» **What is needed**
Scan the records below for the string "Stabilire" and return every line where it appears.

» **Records shown**
·····

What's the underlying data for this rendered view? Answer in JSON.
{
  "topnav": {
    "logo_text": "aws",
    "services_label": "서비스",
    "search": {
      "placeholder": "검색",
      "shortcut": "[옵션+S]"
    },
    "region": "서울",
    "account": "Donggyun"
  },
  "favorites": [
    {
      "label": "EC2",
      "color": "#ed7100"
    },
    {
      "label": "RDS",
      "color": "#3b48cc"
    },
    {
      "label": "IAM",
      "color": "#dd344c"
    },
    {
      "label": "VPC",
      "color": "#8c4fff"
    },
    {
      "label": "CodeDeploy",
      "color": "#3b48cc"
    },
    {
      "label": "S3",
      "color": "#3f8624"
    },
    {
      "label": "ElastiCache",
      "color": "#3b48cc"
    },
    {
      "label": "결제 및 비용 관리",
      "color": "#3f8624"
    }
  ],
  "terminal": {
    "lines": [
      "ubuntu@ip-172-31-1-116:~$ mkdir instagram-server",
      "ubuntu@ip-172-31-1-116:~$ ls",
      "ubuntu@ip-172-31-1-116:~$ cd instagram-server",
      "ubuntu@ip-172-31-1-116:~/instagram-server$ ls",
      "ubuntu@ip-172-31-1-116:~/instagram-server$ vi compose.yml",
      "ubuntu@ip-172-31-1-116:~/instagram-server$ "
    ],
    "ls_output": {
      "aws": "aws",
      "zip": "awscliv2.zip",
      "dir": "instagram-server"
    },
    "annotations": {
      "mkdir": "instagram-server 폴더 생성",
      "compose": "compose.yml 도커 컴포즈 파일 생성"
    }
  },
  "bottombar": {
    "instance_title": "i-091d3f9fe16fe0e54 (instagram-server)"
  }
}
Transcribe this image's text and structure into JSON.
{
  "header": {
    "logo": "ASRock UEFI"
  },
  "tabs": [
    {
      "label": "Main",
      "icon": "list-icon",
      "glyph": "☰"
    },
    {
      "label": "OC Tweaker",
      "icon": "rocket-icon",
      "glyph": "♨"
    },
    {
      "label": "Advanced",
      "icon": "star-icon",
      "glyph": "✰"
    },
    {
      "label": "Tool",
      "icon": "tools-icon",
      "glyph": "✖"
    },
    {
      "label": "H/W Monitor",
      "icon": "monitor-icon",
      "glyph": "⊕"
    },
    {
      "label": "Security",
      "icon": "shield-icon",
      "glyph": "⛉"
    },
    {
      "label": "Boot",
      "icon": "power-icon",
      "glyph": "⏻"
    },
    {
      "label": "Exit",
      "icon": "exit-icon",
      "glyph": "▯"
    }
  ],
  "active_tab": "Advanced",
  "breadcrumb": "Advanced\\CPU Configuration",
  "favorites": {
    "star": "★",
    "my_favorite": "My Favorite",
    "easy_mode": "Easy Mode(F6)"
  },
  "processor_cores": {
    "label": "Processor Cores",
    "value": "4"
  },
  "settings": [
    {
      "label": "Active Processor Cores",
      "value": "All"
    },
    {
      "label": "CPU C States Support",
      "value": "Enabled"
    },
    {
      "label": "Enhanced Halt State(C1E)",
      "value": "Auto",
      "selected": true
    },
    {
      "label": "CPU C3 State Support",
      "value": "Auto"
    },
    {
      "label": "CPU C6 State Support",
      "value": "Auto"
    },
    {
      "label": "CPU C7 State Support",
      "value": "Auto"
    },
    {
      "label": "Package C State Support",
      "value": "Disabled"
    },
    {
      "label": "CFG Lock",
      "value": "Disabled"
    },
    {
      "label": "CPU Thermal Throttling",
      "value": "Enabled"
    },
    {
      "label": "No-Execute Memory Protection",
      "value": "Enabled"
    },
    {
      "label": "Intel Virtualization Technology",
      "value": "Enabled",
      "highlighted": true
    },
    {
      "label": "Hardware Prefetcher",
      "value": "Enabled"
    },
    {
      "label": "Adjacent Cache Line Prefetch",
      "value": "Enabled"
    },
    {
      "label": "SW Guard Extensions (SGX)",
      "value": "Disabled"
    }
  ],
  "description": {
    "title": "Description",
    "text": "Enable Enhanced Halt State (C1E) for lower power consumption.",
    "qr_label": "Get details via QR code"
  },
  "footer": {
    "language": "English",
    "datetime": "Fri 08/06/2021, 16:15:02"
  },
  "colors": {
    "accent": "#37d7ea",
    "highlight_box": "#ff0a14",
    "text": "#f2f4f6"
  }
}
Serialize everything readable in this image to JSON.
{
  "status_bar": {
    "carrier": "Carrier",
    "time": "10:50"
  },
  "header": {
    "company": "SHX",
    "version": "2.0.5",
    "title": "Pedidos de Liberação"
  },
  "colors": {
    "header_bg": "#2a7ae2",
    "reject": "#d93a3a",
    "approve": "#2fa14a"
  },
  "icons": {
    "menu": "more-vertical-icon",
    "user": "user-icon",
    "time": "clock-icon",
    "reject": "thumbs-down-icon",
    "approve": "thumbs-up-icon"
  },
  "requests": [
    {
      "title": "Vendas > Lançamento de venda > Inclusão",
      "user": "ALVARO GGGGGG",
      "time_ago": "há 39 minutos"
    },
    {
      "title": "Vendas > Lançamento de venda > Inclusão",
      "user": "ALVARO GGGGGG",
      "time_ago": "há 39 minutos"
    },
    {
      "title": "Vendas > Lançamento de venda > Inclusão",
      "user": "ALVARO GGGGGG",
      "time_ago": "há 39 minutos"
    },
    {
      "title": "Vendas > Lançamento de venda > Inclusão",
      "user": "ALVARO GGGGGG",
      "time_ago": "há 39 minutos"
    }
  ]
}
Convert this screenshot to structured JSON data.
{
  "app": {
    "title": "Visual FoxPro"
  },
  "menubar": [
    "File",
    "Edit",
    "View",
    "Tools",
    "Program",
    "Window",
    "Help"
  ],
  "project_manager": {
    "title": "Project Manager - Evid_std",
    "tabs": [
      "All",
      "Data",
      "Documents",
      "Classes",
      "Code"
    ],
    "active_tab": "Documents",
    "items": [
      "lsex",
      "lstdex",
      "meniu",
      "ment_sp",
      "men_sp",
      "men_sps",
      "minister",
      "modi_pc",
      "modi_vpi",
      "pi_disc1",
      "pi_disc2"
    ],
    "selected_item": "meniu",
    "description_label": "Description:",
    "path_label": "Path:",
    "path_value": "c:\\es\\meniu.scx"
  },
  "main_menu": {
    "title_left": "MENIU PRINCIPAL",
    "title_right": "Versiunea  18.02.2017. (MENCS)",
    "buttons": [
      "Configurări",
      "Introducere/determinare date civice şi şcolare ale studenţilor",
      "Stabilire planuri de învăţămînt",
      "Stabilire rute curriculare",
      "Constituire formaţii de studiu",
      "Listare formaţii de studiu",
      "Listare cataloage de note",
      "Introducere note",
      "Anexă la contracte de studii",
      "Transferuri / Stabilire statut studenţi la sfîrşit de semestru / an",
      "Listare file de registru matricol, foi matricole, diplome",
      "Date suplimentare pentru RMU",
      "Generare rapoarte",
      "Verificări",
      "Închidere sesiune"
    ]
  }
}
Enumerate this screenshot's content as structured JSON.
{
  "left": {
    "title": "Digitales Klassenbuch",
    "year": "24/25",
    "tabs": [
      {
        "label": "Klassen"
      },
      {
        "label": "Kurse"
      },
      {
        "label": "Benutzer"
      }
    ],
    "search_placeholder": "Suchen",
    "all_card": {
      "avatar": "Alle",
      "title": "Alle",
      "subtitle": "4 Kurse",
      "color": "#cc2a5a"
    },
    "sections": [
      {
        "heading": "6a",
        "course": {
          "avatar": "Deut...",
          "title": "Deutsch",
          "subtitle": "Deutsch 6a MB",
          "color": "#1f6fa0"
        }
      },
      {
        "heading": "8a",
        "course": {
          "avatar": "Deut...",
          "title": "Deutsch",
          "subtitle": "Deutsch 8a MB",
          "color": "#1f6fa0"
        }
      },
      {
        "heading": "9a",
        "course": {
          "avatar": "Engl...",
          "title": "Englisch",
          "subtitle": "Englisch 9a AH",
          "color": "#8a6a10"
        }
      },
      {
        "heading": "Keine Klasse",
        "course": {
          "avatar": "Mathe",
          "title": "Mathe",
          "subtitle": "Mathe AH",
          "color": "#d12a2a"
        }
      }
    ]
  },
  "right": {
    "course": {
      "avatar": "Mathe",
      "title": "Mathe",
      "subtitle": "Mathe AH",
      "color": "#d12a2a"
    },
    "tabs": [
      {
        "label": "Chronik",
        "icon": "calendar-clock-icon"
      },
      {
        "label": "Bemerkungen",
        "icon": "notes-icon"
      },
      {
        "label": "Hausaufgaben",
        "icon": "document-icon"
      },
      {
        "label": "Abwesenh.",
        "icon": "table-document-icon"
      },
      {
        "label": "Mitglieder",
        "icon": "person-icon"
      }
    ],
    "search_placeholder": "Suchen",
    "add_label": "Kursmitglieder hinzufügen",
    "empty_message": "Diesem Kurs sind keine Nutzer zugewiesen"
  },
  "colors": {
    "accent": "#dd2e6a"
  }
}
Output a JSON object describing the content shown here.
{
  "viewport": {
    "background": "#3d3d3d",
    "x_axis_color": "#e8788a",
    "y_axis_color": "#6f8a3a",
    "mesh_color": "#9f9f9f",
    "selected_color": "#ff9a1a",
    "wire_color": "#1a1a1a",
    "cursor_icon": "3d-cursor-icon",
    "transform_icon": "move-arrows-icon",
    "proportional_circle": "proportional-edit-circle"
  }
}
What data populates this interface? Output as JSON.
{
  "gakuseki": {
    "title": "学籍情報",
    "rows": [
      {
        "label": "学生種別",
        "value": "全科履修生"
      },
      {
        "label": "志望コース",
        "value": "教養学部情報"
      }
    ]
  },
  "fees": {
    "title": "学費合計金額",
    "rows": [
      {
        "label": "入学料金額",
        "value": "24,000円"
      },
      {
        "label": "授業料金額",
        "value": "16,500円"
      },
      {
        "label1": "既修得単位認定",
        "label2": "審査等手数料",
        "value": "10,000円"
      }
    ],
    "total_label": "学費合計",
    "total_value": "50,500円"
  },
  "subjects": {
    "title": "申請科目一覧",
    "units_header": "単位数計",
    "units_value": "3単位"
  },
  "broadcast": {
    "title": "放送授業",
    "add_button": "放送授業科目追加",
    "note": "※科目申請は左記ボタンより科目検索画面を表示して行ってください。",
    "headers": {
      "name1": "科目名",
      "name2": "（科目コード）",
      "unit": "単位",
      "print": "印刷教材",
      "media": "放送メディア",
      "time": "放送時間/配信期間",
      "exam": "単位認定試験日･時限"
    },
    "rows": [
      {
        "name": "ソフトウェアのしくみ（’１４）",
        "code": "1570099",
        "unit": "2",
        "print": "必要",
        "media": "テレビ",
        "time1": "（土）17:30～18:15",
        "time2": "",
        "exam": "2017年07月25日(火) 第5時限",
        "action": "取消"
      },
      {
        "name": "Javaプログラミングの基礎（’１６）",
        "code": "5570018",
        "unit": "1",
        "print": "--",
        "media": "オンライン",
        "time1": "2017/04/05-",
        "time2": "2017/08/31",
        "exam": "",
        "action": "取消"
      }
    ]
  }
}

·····

» **Problem solution**
      "Stabilire planuri de învăţămînt",
      "Stabilire rute curriculare",
      "Transferuri / Stabilire statut studenţi la sfîrşit de semestru / an",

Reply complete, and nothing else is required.